by Jocelyn McClurg)
What should you read this weekend? USA TODAY's picks for book lovers include a look at modern love by The New York Times' Daniel Jones, and a young-adult novel featuring B-movie monsters.
Love Illuminated by Daniel Jones; William Morrow, 224 pp.; non-fiction
As editor of The New York Times' "Modern Love" column, Daniel Jones does a herculean job. He has received some 50,000 submissions in his almost 10 years at the helm.
Out of this barrage of work he has published a goodly number of beautifully written and insightful essays — pieces which, taken together, say much about the times in which we live.
In Love Illuminated: Exploring Life's Most Mystifying Subject (with the Help of 50,000 Strangers), Jones uses his own experiences and what he has learned from his singular education at the Times to take readers on an amicable ramble through love's many phases.
He admits he has no concrete lessons to impart – "love is about curiosity, not certainty," he writes – and he relies on his personable writing style and innate curiosity to trace, per the book jacket, "the arc of human relationships."
USA TODAY says *** out of four.

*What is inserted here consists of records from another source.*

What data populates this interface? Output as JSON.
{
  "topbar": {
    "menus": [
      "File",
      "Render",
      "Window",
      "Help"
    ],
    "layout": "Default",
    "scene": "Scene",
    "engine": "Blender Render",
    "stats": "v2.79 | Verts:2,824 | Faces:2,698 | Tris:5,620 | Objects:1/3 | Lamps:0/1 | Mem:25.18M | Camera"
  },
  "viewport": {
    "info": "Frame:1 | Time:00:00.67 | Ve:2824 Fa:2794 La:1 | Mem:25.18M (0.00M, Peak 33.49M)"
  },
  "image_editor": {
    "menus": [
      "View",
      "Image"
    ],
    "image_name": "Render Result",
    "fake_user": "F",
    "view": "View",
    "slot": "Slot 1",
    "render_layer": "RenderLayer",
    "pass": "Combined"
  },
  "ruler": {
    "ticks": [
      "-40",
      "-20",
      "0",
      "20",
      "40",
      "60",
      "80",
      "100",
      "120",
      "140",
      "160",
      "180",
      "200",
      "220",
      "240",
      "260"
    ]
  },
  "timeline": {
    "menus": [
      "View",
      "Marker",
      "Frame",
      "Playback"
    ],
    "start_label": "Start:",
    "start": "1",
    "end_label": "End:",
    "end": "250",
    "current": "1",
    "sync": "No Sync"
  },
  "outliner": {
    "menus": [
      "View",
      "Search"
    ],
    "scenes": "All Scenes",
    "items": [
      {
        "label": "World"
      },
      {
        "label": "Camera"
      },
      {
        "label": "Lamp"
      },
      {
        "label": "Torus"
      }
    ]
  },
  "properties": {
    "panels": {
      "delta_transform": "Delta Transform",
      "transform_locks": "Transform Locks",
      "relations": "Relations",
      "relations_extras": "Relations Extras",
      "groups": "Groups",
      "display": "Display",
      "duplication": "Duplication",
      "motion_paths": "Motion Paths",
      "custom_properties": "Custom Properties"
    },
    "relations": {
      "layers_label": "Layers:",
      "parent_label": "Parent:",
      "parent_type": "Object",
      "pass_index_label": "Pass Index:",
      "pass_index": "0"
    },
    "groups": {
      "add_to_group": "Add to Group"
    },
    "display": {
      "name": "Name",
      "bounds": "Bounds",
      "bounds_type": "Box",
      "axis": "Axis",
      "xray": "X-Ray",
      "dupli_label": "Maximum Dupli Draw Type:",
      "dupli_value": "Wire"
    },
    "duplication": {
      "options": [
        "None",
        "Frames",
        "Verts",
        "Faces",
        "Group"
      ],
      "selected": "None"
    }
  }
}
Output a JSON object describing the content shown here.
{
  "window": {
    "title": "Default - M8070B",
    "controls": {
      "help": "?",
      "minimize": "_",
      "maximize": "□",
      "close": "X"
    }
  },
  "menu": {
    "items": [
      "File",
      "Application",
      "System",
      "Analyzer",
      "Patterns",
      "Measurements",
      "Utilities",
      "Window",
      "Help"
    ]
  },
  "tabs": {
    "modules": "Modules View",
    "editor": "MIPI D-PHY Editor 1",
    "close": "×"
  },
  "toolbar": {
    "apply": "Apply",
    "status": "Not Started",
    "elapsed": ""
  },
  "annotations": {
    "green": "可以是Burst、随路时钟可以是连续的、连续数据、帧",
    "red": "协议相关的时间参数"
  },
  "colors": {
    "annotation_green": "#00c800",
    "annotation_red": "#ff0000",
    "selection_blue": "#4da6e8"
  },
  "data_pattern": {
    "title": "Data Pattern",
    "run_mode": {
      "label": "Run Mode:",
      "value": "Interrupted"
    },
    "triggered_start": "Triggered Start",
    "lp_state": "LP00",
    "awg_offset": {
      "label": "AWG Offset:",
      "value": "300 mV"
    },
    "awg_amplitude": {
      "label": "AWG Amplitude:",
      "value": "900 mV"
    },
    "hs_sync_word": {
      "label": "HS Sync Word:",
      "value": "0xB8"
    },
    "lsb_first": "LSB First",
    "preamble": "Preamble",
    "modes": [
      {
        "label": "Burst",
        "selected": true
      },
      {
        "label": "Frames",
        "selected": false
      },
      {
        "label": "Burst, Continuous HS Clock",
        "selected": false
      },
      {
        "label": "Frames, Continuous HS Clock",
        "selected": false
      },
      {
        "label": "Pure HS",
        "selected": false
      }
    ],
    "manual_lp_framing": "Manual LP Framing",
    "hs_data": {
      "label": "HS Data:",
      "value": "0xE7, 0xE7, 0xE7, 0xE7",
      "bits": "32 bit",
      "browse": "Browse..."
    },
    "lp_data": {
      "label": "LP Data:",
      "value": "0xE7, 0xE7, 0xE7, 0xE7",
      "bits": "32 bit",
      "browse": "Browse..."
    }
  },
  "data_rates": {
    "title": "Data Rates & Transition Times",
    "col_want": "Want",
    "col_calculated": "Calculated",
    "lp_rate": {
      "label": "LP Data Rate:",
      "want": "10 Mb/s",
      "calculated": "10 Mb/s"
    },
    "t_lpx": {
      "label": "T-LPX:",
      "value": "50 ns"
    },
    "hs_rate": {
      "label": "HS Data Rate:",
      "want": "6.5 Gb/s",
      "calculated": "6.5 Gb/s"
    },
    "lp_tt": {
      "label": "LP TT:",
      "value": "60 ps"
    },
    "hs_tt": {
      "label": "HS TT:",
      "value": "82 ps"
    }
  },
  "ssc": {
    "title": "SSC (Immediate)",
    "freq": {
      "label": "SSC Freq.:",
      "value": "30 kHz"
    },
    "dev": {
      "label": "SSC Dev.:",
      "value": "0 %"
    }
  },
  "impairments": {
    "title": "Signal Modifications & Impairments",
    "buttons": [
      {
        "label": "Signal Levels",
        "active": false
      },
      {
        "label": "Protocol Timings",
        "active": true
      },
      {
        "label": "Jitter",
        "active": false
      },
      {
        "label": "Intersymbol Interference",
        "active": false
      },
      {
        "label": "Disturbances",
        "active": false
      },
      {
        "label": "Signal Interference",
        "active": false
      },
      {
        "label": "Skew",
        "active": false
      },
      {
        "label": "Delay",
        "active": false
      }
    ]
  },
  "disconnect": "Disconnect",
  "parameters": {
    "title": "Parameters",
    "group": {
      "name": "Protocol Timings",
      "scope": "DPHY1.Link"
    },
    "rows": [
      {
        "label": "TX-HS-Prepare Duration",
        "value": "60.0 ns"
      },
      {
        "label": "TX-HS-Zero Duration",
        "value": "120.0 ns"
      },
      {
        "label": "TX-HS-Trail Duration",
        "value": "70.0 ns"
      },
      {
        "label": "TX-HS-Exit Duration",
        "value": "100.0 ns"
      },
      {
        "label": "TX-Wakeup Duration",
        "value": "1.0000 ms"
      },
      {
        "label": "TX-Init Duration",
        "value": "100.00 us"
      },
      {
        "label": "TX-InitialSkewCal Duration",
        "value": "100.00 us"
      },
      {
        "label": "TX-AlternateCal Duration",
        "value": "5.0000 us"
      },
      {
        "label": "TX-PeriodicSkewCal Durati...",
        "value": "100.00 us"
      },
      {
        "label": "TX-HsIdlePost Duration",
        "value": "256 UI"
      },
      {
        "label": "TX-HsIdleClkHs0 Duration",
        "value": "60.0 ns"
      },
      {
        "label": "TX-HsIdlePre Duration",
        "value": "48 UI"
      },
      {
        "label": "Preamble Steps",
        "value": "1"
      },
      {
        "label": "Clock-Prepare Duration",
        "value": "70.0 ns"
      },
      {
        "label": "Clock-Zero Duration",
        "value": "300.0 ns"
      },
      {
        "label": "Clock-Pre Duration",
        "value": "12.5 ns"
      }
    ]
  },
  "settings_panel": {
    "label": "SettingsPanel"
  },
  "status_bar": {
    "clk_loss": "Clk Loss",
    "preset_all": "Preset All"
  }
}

For "fans of 'Modern Love' who enjoy affairs of the heart or just like to know that their own messy love lives are hardly aberrations."
Grasshopper Jungle by Andrew Smith; Dutton, 432 pp.; fiction
A young-adult novel in which the end of the world appears on two fronts: a teenage love triangle and man-sized killer praying mantises.
USA TODAY says ***. "An odd and often amusing look at an apocalypse, young adults in the heat of hormone-laden sexual tension, and insects just too big to squash with your foot."
An Officer and a Spy by Robert Harris, Knopf, 448 pp.; fiction
Harris's new espionage novel finds its chilling thrills in the unlikeliest of places – the notorious Dreyfus Affair that gripped France from 1894-1906, in which a Jewish officer was wrongly accused of treason.
USA TODAY says **** out of four. "Outstanding… An Officer and a Spy is historical fiction that matters."
Under the Wide and Starry Sky by Nancy Horan; Ballantine, 472 pp.; fiction
The author of Loving Frank now reimagines the real-life courtship and adventures of globe-trotting Scottish writer Robert Louis Stevenson and his American wife, Fanny Osbourne.
USA TODAY says *** out of four. "Warmhearted…(there's) a lot of fun to be had along the way."
My Life in Middlemarchby Rebecca Mead; Crown, 278 pp.; non- fiction
Journalist Rebecca Mead celebrates George Eliot's most famous novel, which she has loved since reading it as a teenager.
USA TODAY says ****. "Delightful… her passion proves infectious."
Contributing reviewers: Roberta Bernstein, Brian Truitt, Jocelyn McClurg, Kevin Nance, Carmela Ciuraru